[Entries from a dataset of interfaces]
╭──

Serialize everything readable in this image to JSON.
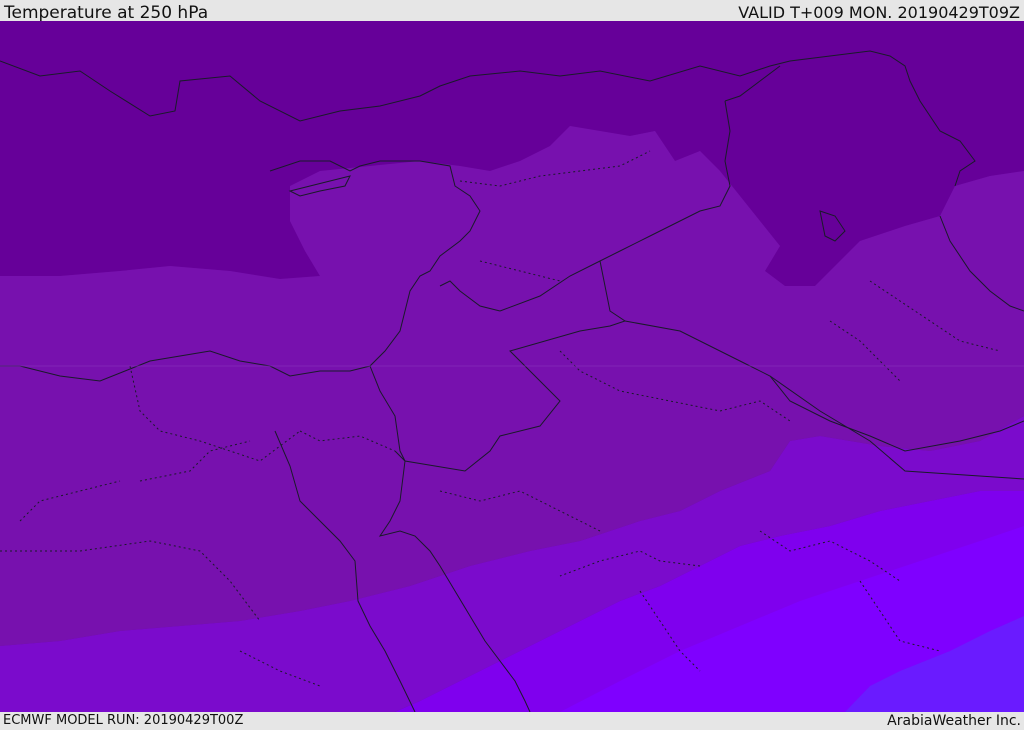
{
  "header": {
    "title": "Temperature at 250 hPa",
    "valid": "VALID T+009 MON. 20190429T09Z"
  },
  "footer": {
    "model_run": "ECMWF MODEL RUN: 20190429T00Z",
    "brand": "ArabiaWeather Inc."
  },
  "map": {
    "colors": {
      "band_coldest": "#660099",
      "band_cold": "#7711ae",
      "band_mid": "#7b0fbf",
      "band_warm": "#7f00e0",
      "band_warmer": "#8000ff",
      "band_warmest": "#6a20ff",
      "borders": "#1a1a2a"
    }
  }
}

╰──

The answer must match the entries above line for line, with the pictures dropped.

**Written solution:**
Serialize everything readable in this image to JSON.
{
  "header": {
    "title": "Temperature at 250 hPa",
    "valid": "VALID T+009 MON. 20190429T09Z"
  },
  "footer": {
    "model_run": "ECMWF MODEL RUN: 20190429T00Z",
    "brand": "ArabiaWeather Inc."
  },
  "map": {
    "colors": {
      "band_coldest": "#660099",
      "band_cold": "#7711ae",
      "band_mid": "#7b0fbf",
      "band_warm": "#7f00e0",
      "band_warmer": "#8000ff",
      "band_warmest": "#6a20ff",
      "borders": "#1a1a2a"
    }
  }
}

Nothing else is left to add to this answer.